I do like Ola’s crop suggestion. The original crop is a bit awkward. I recropped to 2:3, with a more rule-of-thirds look. The rework is above - looks pretty different and I’m not so sure about it.
@GEGJr and @Igor_Doncov, I agree that the 1st rework was a bit overdone on the saturation. I posted a 3rd try, with slightly less saturation, but with the other edits. I can’t get rid of the log, though, that is the story of the photo for me - the lonely log, the square peg in the round hole, the outsider cut off from his group.
I suspected you felt that way and therefore never brought up the log. The image would have been great without the log. The log seems out of place. But that’s your point. You want a log that’s out of place. It’s an imposition. I get that now. It’s a valid statement.
I have to say that the more I look at this the more I like it. Log or no log. A lot of your images are like that. Therefore I find it better to not comment on your images too soon and just let them grow.
I still like you original post the best. Both in color and composition. I find that to be true of my work as well. You put a lot of time into seeing, composing, and processing before showing something. We, on the other hand, may put at most a minute into looking at it. It’s unlikely that what we see will measure up to what you put into it. The beauty of this image is not immediately apparent. It’s an impressionist painting, a Monet, with a log in it. There, I’ve said what I think.
Hi Bonnie! I really love your Rework#1 the best, the one in the middle. You really made the colors stand out and I feel like your little log stands out a lot better too, being surrounded by the bluer water. Really pretty image!
Hi Bonnie, I get your point but I find the log distracting but that is your point, isn’t it? Then you succeeded! Maybe another angle or perspective, if you will, would be more agreeable. Sometimes as the artist we want everyone to see what we see but sometimes it just doesn’t work. That doesn’t make it invalid as art but we may have to accept that it won’t have wide appeal or even be critically acclaimed.

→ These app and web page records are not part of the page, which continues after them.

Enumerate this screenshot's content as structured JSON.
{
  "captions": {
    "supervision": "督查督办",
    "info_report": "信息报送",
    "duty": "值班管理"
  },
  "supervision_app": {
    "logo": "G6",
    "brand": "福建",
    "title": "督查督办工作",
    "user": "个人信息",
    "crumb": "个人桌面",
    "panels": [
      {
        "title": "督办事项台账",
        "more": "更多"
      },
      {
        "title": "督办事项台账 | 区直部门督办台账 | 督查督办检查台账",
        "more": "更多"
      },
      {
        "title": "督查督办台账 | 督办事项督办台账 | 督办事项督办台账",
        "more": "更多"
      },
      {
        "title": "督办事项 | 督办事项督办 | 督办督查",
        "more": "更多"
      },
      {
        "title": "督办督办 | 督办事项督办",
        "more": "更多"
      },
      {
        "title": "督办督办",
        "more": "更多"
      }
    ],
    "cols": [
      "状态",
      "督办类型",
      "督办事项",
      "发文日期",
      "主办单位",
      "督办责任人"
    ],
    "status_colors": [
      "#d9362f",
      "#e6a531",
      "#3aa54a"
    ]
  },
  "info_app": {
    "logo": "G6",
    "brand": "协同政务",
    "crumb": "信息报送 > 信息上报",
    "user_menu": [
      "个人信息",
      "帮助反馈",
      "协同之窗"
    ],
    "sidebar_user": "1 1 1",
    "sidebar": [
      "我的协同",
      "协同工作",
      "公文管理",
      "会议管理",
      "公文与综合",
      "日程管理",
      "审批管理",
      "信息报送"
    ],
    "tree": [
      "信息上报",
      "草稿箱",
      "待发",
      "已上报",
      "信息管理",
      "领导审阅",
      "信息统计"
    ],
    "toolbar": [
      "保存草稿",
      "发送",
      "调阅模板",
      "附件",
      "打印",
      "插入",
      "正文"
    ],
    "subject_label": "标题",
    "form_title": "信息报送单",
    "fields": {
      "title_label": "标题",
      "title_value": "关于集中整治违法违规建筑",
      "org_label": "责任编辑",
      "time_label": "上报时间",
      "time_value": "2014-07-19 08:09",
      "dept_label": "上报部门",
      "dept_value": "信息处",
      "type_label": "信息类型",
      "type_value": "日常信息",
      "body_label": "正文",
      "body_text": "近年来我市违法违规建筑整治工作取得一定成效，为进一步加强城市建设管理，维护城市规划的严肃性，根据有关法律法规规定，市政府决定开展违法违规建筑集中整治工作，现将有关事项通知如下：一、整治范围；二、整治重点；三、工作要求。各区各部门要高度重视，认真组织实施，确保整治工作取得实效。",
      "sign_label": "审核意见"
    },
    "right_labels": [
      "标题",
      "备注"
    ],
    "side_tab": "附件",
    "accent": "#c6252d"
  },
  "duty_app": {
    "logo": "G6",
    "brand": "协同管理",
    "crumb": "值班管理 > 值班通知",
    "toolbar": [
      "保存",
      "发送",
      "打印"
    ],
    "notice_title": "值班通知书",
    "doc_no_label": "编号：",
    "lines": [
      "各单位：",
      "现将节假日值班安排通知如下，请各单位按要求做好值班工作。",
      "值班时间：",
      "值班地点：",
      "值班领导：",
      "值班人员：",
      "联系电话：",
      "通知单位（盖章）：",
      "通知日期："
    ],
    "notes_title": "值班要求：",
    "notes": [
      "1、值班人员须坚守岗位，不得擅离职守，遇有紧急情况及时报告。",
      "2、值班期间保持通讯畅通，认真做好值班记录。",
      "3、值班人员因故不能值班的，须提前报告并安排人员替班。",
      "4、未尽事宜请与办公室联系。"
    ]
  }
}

But of course, you are the artist and correct to interpret your work as you please. Congratulations on achieving the reaction you wanted. That is what we all strive to do isn’t it?